There has been a lot of to-do about the problems and delays with the Ares I program. It is, per NASA's own schedule, already at least a year and a half past it's initial launch target of 2014. Some people are saying that it's more like 3 years behind schedule. It's hard for me to say. It's such a massive undertaking that trying to make it adhere to some schedule seems to me like a fool's errand. Lot's of people are calling for a complete cancellation of the Ares I program. That, to me, seems like throwing the baby out with the bath water. Yes, there are lots of problems with the Ares program, but so much time and money has been invested in its development that it would be a travesty just to abandon it. And it would probably completely kill NASA in the court of public opinion. That is the absolute last thing we need. I'm saying this not as an aerospace engineer but rather as a person who has watched science, mathematics, and engineering take a backseat in this nation's mind and its education systems. LadyGlutter recently spoke to this on her blog. It's all a big mess. To be honest I've never really been a fan of the Ares I design. It seemed too derivative of the Apollo program to me. I don't think it's a design that spurs a lot of innovation. That being said I will stick behind this design because it's the one that we've been working so diligently on. I'm not really worried about my job security, though maybe I should be. I just think that backing out of the Ares program this far into development would be devastating to the U.S. space program. Plus, without going into a lot of detail, most of the proposed alternatives aren't so hot themselves.
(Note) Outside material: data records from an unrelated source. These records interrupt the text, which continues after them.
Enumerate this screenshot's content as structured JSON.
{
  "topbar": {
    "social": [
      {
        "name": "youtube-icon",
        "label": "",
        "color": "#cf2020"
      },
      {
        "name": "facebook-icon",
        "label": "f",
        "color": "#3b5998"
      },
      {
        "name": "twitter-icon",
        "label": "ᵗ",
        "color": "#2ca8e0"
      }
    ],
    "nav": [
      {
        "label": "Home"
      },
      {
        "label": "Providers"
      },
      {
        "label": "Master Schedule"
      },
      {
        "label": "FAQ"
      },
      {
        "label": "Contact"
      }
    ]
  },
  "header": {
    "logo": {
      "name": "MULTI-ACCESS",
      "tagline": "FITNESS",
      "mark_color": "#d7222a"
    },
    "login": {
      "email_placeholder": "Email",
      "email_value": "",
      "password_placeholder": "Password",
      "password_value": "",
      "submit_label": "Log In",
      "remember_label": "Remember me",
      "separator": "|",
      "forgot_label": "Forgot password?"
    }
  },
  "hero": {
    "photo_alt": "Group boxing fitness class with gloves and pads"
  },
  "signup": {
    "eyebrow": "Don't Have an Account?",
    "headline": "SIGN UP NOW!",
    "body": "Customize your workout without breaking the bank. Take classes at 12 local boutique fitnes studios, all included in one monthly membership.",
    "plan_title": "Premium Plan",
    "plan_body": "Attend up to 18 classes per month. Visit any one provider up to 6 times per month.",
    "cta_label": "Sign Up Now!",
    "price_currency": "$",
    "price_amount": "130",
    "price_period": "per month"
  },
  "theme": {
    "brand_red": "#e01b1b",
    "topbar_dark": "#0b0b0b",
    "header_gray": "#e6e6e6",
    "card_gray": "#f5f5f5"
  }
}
I hope I'm making my point clear. It's hard for me to elucidate how I feel about the current direction of the space program because I'm embroiled in it. That's kind of why I started this blog entry -- to clear up in my head what I think about all of this. Feel free to ask me any questions you have about this whole mess. It may even help me understand. I think this song (by one of my favorite bands EVER) may well sum it up:

In other news, SPACE ROBOTS.